Vietnam may be uniquely positioned to offer encouragement to North Korea on the issue of economic reform. Since both countries experienced a similar withdrawal of Soviet aid in the 1980s, Vietnam has more successfully reformed its economy, and experienced superior economic performance, as shown above, all the while maintaining control by the communist party. (The past point may be regrettable, but from the standpoint of Pyongyang it is attractive.) And Vietnam is presumably less threatening than North Korea’s giant neighbor, China.
Moreover, if there is ever a country that could give North Korea a lesson on how to manage relations with the United States, it’s Vietnam. The Vietnamese killed more Americans, more recently, than did the North Koreans, but Hanoi normalized relations with Washington, negotiated a bilateral investment treaty, and through the TPP process, may ultimately enter into a free trade agreement with the US. So when I hear that the North Koreans are talking to the Vietnamese, I perk up.

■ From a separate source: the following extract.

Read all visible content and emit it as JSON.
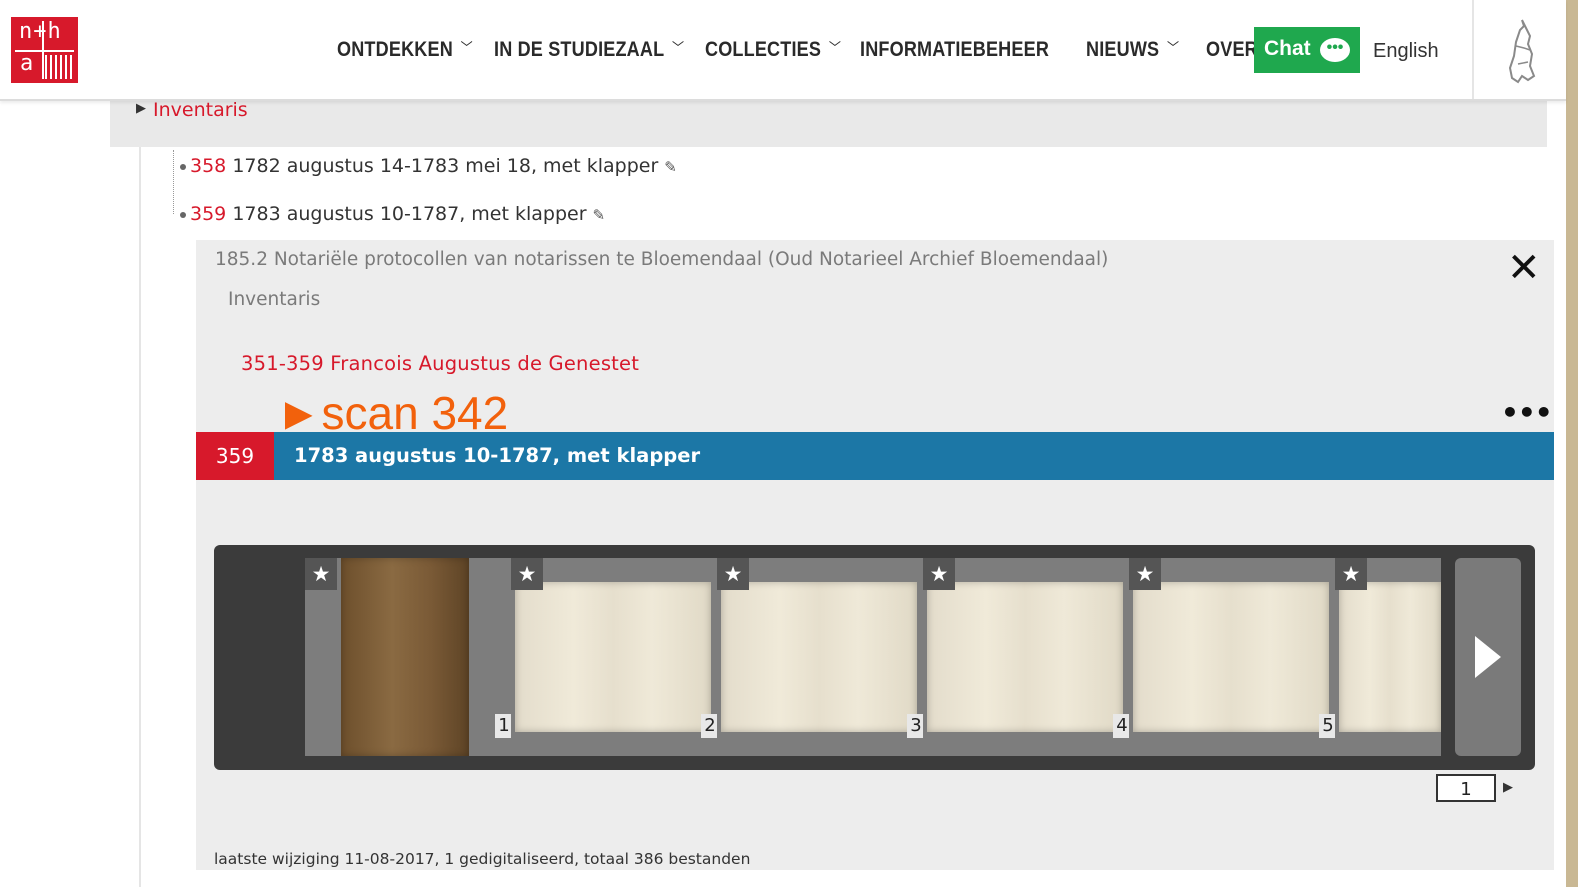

My interest was piqued in July by an article by Choi Song Min in the DailyNK in which he reported that “at the start of last year  the Central Party ordered provincial Party cadres to take time to research Vietnamese reform and opening, so some people in broader society also came to know a bit about it.” More recently two articles this month in the German press have revived this story. In a Frankfurter Allgemeine article, an unnamed German economist claimed that “There is a master plan. They want the opening [to occur] later this year,” and that the North Koreans are studying the “Vietnamese blueprint whereby selected enterprises for investment are picked out.” Sarah Berning in Deutsche Welle online quotes German scholar Werner Pfennig to the effect that “If North Korea really does have any kind of example, then it is Vietnam..Special economic zones along the lines of the Chinese model have, diplomatically speaking, had limited success in North Korea.” Instead, “The belief in North Korea is that Vietnam follows an economic policy in its dealings with other countries in which Vietnam has complete control. That is what makes Vietnam so attractive.” And it goes without saying that Hanoi unified a divided country.
So the Vietnamese experience offers some obvious parallels and attractions from the standpoint of North Korea. But is there a Vietnamese model and is it portable to the Korean peninsula?
Vietnam and China share one important characteristic that would appear to be absent from the North Korean case. When both countries started their reform processes, in the late 1970s in China and roughly a decade later in Vietnam, both countries had more than 70 percent of their respective labor forces in agriculture. (North Korea has perhaps half as much.) The existence of a large labor-intensive agricultural sector is important, because reform of low-tech labor-intensive agriculture is relatively easy, and it set off an arguably Pareto-improving transformation which everyone was made better off—incomes rose for the farmers, incomes rose for those leaving the farm for the emerging non-state owned light manufacturing sector, and workers in the old state-owned heavy industry sector saw their real wages rise as the price of food declined and its availability and variety increased. Needless to say, a reform path in which most or all of the population is being made better off more likely to be politically popular and sustainable than one generating losers and blocking coalitions.
In contrast, North Korea is, at least in principle, more industrialized than Vietnam or China were when they started their reform processes. In terms of the composition of output, at least on paper, North Korea more closely resembles parts of the former Soviet Union or Eastern Europe. Reform of a more industrialized economy is more difficult and is more likely to create losers and generate political opposition. That said, the industrial proletariat of the North Korean rustbelt may be so beat down that any change might be beneficial and even if it were not, their ability to block reforms may be very weak. So the starting points appear significantly different and it is unlikely that doi moi would deliver the same gains in North Korea that it did in Vietnam.
And the Vietnam model is not without its weaknesses, particularly in regard to corruption. Given the high levels of corruption already existing in North Korea, the quote from the Frankfurter Allgemeine that the North Koreans are studying the “Vietnamese blueprint whereby selected enterprises for investment are picked out” caught my attention. Eddy Malesky at Duke has done some really innovative research on corruption in Vietnam, particularly as it applies to the foreign investment regime. Nevertheless, in the greater scheme of things, the North Koreans talking to the Vietnamese has to be better than them talking to themselves.
And, of course, we cannot conclude this post without the obligatory bad pun: when it comes to Vietnamese models, I’ll take… Tran Nguyen.